**Records for the task:**
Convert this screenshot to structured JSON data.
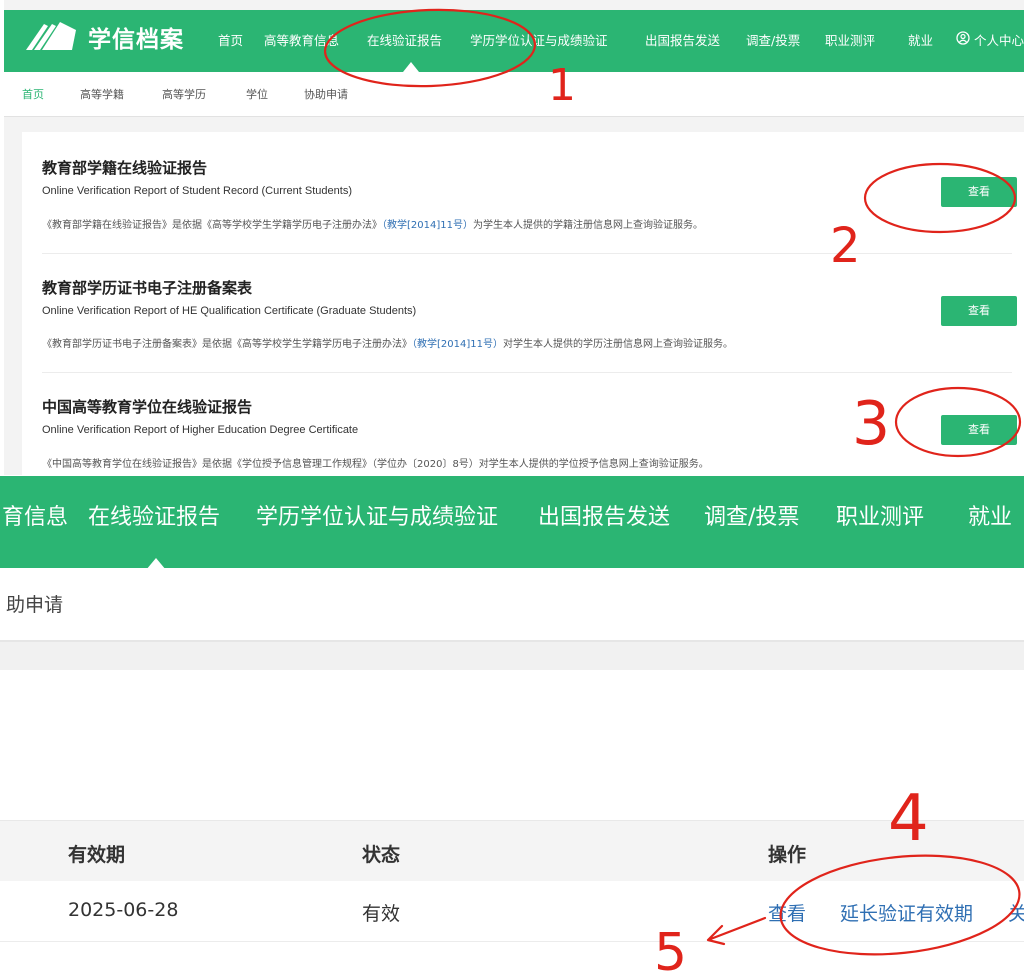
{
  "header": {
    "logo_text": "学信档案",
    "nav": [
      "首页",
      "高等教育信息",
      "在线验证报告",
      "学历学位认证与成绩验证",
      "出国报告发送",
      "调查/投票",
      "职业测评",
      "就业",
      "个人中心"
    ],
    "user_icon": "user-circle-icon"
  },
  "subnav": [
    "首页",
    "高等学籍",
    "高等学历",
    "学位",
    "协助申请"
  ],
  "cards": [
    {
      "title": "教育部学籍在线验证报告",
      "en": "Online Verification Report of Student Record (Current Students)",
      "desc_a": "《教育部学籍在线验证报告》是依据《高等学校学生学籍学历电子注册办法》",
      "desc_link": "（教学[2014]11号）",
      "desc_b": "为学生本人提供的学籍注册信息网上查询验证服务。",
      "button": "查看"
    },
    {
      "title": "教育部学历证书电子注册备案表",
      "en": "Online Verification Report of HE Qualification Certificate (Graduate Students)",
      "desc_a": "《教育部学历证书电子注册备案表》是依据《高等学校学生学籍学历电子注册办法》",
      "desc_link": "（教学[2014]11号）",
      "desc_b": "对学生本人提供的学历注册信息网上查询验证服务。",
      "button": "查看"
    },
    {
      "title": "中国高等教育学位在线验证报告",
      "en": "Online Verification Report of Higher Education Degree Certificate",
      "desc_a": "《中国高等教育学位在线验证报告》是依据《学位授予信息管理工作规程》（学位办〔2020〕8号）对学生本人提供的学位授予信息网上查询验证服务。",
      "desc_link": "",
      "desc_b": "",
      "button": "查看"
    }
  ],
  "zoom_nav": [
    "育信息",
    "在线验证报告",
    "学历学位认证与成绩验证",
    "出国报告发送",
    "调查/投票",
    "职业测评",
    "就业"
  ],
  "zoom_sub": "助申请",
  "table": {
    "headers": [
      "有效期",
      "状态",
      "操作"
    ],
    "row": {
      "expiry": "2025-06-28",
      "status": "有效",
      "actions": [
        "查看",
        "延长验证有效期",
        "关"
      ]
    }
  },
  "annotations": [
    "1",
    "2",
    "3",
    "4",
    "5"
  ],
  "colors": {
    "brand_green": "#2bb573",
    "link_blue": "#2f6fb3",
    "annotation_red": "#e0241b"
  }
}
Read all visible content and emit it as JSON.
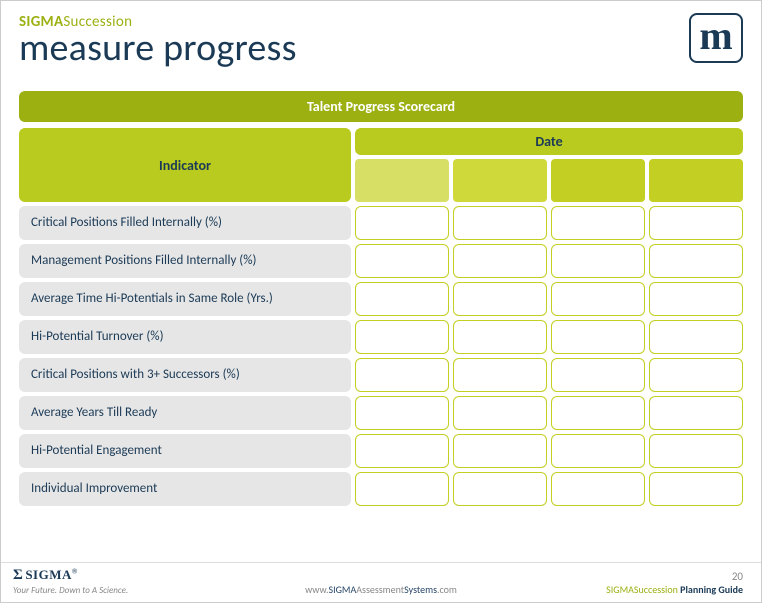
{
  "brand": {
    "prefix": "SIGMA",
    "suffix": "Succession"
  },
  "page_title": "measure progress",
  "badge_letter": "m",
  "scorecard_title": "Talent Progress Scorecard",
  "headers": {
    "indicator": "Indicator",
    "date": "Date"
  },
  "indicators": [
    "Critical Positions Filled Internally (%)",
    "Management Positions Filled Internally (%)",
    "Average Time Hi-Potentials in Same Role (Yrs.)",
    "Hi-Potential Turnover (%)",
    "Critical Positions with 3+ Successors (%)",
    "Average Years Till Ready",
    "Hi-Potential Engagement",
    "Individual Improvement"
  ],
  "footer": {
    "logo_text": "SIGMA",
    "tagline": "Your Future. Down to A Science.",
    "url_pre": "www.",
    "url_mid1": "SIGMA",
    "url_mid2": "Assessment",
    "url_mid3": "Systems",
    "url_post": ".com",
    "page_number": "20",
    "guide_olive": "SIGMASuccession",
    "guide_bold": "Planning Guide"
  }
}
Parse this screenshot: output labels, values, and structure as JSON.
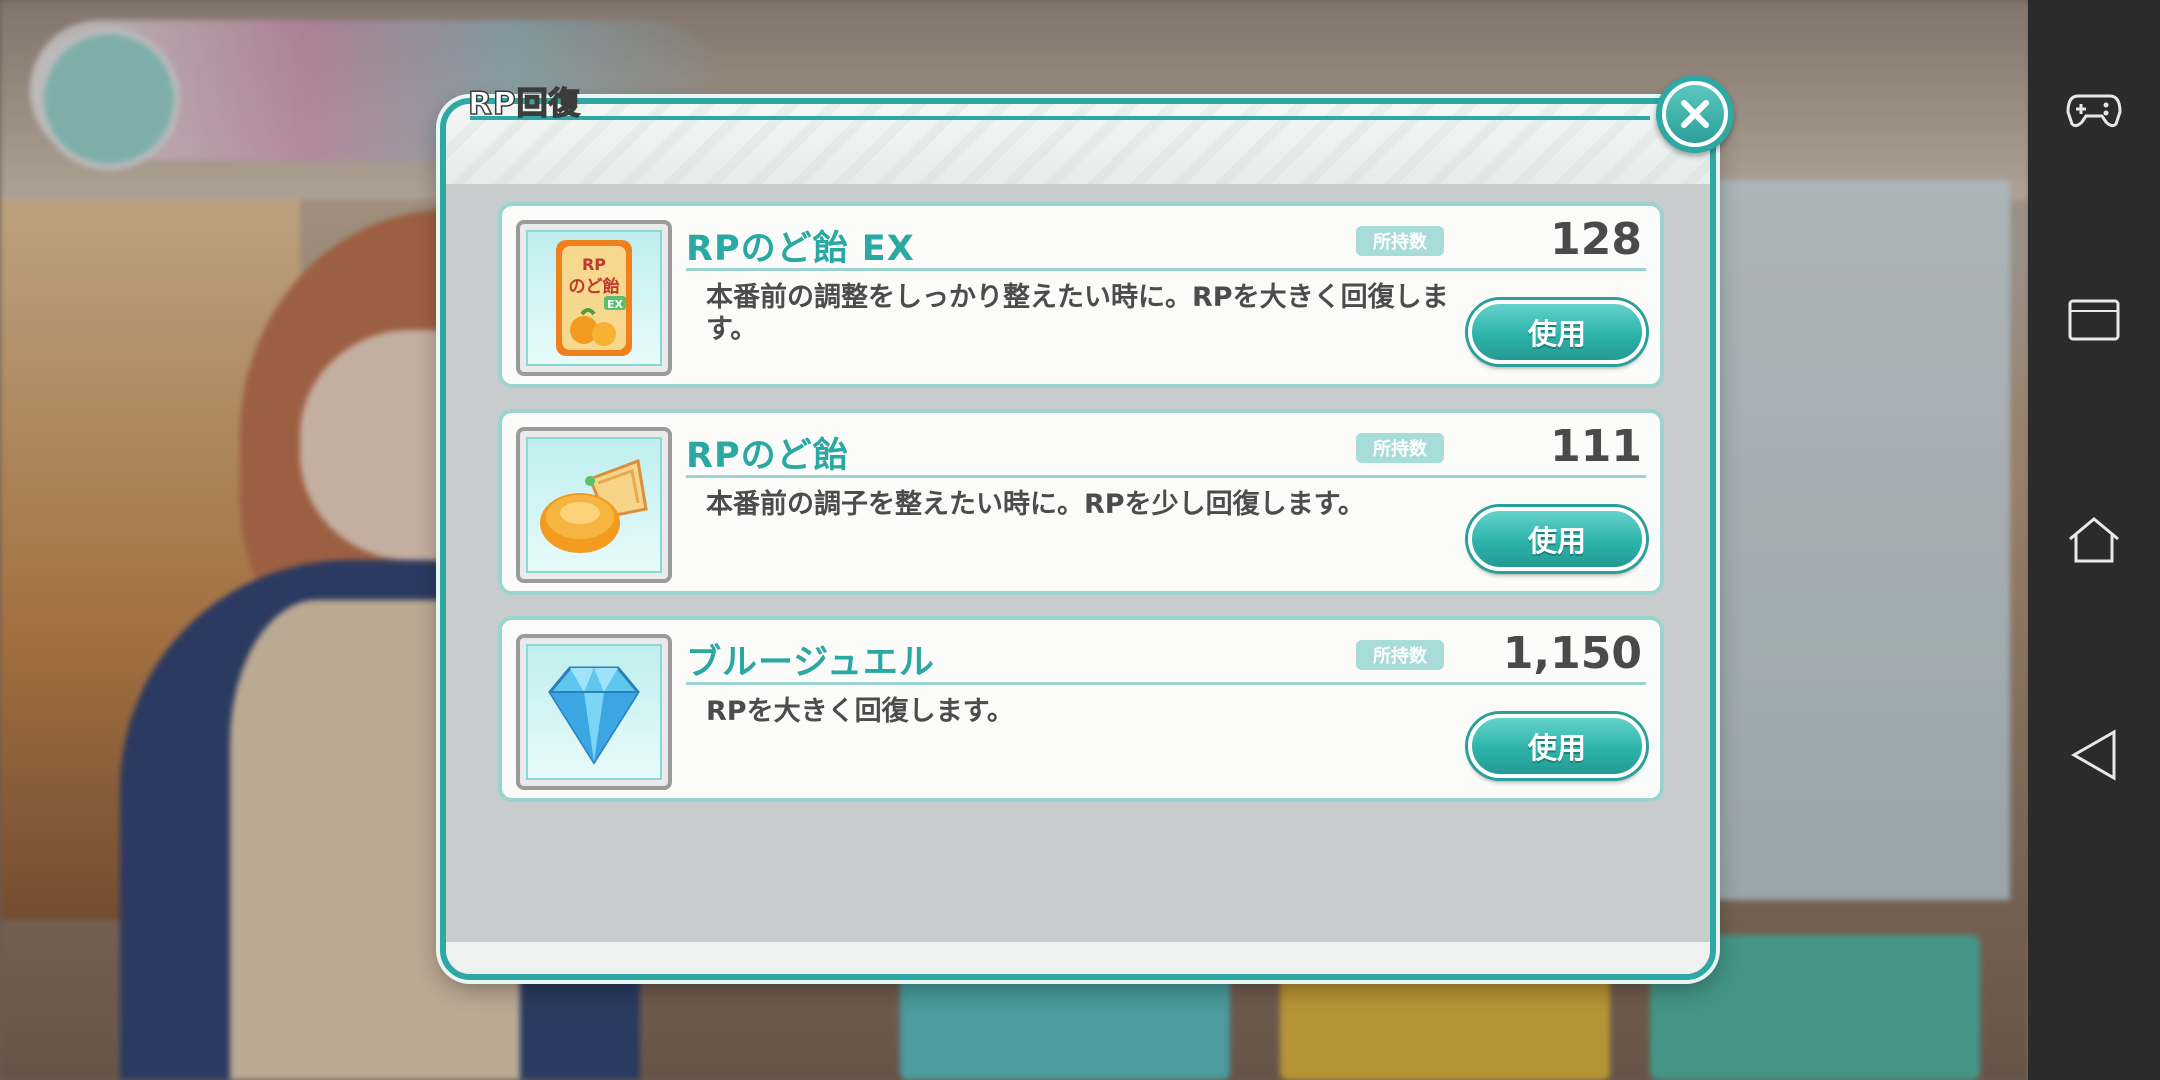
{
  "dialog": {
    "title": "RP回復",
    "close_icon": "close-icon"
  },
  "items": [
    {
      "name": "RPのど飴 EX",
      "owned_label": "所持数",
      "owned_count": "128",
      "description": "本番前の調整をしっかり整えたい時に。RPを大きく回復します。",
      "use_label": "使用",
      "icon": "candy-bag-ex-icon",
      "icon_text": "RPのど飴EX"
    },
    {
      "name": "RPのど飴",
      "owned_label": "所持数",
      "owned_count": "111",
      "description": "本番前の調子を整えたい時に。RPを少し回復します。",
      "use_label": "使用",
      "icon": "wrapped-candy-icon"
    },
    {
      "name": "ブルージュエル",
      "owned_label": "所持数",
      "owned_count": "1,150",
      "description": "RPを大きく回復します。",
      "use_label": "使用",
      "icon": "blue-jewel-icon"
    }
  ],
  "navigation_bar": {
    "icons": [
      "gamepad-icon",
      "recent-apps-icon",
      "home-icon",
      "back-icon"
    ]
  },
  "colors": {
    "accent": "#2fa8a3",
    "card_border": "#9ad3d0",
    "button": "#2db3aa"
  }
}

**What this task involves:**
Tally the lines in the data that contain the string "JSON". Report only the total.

**Answer for the task:**
3